What this task involves: In the data that follows, how many lines include the string "HGSED"? Answer with the number alone.
##### Information supplied
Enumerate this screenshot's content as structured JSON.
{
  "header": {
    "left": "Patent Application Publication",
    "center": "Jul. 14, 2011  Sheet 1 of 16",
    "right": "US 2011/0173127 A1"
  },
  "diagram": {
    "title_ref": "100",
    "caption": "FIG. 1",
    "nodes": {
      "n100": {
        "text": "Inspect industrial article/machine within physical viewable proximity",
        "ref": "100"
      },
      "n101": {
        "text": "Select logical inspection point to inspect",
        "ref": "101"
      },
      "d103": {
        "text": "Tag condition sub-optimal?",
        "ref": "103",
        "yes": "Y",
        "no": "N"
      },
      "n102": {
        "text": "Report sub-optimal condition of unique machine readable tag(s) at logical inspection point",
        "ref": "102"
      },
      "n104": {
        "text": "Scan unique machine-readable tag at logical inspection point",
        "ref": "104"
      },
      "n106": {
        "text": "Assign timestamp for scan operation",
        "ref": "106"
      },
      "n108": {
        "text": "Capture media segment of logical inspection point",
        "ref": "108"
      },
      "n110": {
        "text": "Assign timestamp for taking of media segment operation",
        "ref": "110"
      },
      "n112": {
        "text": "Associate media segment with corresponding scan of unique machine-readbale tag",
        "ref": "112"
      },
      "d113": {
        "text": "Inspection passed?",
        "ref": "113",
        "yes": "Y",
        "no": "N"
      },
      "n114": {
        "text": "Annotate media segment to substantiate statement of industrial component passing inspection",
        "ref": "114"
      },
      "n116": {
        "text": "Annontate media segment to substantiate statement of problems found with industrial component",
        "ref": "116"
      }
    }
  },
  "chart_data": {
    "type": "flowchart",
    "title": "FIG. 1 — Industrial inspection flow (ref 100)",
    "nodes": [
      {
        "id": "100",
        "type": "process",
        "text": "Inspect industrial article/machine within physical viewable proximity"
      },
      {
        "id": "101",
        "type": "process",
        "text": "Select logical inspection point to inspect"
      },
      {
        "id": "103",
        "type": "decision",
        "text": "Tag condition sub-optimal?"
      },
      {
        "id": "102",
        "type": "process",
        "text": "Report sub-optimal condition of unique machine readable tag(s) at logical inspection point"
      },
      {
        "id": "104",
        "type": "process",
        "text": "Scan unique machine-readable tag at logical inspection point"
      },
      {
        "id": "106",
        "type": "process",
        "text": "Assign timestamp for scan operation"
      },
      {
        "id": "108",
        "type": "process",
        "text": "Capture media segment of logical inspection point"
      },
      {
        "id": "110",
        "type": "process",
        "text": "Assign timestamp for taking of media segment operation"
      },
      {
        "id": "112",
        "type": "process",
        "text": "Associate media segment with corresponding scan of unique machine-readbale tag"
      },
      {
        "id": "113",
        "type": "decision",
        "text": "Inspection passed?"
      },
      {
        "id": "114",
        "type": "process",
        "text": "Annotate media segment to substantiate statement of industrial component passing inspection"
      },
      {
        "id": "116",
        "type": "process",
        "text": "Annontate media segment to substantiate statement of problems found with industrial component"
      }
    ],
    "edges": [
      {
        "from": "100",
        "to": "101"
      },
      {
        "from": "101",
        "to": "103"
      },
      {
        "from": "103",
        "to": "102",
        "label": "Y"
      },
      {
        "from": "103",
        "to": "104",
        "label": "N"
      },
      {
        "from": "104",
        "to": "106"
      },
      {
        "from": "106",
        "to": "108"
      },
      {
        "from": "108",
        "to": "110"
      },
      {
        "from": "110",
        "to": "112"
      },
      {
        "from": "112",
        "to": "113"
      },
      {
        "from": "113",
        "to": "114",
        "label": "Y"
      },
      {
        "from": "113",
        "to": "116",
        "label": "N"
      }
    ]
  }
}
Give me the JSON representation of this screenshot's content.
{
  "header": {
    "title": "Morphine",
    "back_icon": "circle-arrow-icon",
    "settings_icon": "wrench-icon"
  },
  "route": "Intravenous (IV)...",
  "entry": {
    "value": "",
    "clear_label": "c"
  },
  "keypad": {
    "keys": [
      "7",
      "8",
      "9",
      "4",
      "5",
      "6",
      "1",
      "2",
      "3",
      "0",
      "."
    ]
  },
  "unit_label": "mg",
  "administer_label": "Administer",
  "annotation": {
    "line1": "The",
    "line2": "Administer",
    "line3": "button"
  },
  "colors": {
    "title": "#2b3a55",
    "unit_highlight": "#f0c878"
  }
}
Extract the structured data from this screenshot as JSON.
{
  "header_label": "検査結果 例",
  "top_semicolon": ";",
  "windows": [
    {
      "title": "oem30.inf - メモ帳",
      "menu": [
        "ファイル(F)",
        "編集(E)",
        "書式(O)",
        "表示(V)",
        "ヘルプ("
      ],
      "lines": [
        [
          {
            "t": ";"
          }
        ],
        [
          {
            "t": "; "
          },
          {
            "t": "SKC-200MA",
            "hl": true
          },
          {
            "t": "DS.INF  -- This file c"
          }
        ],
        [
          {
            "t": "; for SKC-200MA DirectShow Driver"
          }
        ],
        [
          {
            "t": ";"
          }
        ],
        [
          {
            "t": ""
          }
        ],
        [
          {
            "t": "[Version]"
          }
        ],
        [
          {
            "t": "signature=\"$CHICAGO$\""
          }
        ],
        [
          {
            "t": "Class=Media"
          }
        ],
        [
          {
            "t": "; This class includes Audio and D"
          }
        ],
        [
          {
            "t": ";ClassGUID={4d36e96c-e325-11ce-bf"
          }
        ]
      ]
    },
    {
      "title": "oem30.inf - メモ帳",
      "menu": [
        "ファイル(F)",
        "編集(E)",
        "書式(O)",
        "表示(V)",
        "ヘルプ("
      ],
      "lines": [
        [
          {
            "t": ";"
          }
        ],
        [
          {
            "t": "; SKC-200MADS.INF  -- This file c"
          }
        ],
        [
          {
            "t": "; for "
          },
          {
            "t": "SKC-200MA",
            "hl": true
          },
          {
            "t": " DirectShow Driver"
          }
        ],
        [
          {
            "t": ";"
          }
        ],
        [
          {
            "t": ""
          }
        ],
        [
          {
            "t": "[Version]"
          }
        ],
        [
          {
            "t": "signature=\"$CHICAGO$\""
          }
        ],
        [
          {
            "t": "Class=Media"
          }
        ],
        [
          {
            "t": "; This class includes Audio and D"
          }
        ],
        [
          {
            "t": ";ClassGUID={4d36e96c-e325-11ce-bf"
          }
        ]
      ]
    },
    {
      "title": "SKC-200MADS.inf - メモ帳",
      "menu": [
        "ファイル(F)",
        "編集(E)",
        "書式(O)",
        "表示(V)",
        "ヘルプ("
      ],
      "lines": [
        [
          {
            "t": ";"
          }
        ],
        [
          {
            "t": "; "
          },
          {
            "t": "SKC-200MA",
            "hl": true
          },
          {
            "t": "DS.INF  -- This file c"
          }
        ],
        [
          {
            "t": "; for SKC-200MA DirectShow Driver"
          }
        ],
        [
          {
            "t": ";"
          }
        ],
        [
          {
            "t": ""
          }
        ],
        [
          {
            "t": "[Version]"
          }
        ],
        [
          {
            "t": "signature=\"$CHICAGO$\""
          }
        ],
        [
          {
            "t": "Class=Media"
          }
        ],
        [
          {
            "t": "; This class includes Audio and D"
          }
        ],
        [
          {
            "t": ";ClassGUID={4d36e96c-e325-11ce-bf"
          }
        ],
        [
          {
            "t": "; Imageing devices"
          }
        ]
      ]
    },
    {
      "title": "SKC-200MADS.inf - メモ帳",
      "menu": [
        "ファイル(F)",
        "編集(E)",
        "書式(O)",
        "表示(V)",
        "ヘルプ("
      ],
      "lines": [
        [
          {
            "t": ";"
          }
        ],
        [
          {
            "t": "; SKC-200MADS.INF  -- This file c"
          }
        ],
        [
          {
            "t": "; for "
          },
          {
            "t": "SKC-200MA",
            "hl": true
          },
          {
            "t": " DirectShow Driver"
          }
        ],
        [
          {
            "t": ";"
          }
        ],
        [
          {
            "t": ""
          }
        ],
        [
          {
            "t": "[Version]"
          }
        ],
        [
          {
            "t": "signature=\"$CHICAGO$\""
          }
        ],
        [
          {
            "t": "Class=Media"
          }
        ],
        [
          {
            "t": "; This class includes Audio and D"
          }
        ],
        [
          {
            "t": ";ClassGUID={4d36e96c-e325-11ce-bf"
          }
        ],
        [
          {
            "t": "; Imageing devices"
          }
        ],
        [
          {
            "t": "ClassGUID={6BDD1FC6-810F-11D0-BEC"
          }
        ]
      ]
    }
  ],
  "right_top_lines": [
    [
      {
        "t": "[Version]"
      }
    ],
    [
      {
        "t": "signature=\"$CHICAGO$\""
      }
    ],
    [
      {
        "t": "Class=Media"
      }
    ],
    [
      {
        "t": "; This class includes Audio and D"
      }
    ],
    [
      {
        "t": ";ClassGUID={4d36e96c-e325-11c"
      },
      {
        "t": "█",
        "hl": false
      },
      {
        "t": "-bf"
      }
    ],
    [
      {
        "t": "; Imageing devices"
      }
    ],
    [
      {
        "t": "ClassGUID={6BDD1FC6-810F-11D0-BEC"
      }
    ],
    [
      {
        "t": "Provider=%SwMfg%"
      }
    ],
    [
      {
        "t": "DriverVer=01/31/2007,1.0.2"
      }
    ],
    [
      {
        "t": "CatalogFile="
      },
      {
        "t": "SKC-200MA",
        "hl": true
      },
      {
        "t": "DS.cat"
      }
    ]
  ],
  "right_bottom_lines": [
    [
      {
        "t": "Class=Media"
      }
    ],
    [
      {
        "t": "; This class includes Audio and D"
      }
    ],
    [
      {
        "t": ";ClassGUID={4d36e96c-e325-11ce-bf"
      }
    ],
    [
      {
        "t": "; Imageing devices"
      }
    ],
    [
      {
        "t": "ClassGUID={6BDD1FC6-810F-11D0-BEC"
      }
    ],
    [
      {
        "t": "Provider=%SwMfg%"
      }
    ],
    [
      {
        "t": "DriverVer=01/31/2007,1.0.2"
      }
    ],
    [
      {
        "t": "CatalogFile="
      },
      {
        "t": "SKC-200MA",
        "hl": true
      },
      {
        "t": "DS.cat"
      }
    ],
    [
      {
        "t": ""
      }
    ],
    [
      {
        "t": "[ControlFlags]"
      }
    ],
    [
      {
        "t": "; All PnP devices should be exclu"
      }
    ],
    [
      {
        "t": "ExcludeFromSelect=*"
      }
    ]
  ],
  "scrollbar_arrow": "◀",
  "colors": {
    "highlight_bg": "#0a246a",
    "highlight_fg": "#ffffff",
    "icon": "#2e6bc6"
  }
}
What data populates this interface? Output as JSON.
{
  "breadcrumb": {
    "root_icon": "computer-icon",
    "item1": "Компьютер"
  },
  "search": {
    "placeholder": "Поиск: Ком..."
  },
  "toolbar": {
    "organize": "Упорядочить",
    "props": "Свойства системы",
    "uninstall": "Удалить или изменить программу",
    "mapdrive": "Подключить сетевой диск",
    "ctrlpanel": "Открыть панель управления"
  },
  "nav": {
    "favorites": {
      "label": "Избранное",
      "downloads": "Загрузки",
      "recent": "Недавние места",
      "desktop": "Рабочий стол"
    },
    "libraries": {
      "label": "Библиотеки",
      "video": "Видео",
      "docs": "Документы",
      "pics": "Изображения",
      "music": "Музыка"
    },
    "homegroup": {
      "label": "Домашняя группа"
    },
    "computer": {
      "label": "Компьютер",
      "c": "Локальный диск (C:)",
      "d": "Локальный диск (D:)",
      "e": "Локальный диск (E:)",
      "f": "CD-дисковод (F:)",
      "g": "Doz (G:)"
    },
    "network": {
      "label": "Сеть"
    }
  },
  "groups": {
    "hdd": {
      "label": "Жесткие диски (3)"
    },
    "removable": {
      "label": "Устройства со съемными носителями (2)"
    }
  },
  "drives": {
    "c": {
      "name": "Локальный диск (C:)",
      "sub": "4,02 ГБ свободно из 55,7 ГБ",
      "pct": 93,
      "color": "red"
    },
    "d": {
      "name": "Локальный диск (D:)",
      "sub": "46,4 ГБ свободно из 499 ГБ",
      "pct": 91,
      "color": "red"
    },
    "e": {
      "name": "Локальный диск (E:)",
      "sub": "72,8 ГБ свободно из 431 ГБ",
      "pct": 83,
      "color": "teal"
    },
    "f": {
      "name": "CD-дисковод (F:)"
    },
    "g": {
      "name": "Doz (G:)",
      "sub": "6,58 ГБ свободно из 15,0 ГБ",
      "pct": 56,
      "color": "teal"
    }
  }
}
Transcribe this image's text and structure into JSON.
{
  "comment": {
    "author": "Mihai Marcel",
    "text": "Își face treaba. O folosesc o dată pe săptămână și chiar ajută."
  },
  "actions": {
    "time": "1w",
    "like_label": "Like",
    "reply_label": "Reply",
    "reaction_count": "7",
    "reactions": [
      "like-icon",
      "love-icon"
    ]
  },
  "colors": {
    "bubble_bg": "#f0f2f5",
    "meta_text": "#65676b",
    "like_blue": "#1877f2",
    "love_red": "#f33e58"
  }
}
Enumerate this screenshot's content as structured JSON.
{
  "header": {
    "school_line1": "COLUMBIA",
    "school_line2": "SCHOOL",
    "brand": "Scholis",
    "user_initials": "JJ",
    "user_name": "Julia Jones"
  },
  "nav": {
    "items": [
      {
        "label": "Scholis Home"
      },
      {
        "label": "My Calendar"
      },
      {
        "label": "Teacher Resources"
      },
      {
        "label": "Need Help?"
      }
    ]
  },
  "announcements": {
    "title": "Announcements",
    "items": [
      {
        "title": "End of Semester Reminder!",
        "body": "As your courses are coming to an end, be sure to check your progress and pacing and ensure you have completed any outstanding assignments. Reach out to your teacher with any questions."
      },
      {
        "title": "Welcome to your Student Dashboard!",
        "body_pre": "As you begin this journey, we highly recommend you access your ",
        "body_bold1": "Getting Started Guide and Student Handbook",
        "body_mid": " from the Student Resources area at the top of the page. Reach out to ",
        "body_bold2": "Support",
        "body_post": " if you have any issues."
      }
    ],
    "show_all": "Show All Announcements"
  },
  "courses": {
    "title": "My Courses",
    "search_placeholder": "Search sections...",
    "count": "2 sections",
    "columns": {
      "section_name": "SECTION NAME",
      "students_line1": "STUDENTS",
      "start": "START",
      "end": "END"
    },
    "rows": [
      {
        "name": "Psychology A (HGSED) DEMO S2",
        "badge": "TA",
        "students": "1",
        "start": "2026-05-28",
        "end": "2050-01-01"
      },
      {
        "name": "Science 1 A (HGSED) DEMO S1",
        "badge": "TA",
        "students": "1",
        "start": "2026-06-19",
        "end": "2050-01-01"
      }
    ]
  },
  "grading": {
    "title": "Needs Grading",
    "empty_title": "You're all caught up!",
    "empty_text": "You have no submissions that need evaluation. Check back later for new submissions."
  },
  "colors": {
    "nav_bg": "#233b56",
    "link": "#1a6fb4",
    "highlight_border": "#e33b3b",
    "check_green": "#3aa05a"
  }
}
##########
Result of this task: 2